The New York Times ran a review last month of an exhibitit at the Met Breuer called “Everything I Connected: Art and Conspiracy.” The exhibit features works that comment of conspiracy theory as as well art emerging from the processes of detecting and and cross-referencing multitudinous elements are built into particular theories. it struck me how the basic mind-set described resembles that occult perspective as expressed via some work using Qabalistic correspondences, to put it most simply – seeing what words have the same numerical values, accepting that they are thus connective and trying to project the context in which these connections become apparent and their operations intelligible and controllable. Once you factor in Crowley’s willingness to flip between languages, change spellings and such to make this all fit — well, in the end everything DOES appear to be connected. Which many would say reveals a deeper Mystery.

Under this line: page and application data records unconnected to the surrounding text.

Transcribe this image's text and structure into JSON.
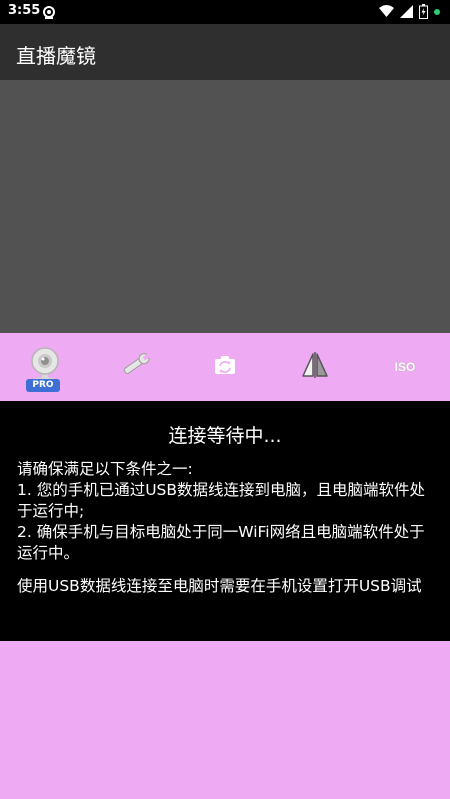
{
  "status_bar": {
    "time": "3:55",
    "icons": [
      "notification-icon",
      "wifi-icon",
      "signal-icon",
      "battery-icon",
      "dot-icon"
    ]
  },
  "app": {
    "title": "直播魔镜"
  },
  "toolbar": {
    "items": [
      {
        "icon": "webcam-icon",
        "badge": "PRO"
      },
      {
        "icon": "wrench-icon"
      },
      {
        "icon": "camera-switch-icon"
      },
      {
        "icon": "mirror-flip-icon"
      },
      {
        "icon": "iso-icon",
        "label": "ISO"
      }
    ]
  },
  "panel": {
    "status": "连接等待中...",
    "intro": "请确保满足以下条件之一:",
    "condition_1": "1. 您的手机已通过USB数据线连接到电脑，且电脑端软件处于运行中;",
    "condition_2": "2. 确保手机与目标电脑处于同一WiFi网络且电脑端软件处于运行中。",
    "note": "使用USB数据线连接至电脑时需要在手机设置打开USB调试"
  },
  "colors": {
    "status_bar": "#000000",
    "app_bar": "#2f2f2f",
    "preview": "#525252",
    "toolbar_bg": "#eeaaf2",
    "panel_bg": "#000000",
    "pro_badge": "#3d6fd6",
    "status_dot": "#2ecc71"
  }
}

But this similarity perhaps explains why so many conspiracy theorists like Alex Jones are drawn to “studying” occult systems and organizations as well as socio-political ones. Also why some occultists develop an interest in and devotion to certain conspiracy theories.
Here’s an excerpt:

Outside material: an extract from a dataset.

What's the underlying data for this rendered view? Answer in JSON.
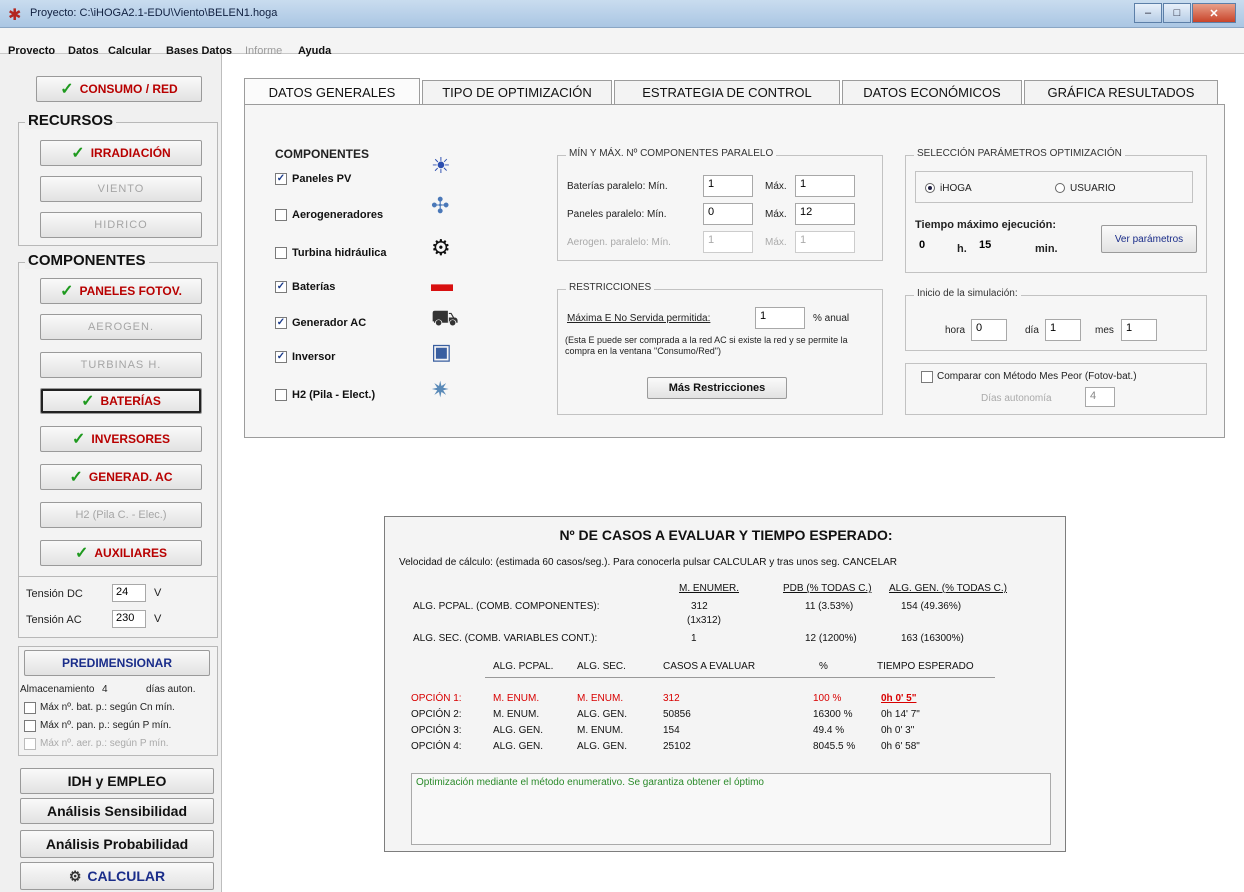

“The show’s first half highlights artists who work with public records to disclose conspiratorial networks great and small. Sometimes this takes the form of bringing hidden materials to light — like Hans Haacke’s renowned 1971 documentation of the New York real estate holdings of interconnected shell companies, and Alfredo Jaar’s 1984 collation of photographs with Henry Kissinger skulking in the background, his face ringed each time by a conspiracist’s red circle. Sometimes declassified or leaked materials serve as artists’ raw materials: Jenny Holzer’s room-saturating LED display broadcasts memos of American actions in Iraq, while Trevor Paglen shoots telescopic photographs of “black sites” in Afghanistan…
“The show’s second half tips away from these artist-as-investigator practices and embraces a more devious, more Kelley-esque mode, in which the conspiracy — a real form of hidden collaboration — becomes impossible to distinguish from the conspiracy theory: the more or less outlandish narrative that outsiders discover or invent.”
Read the entire article”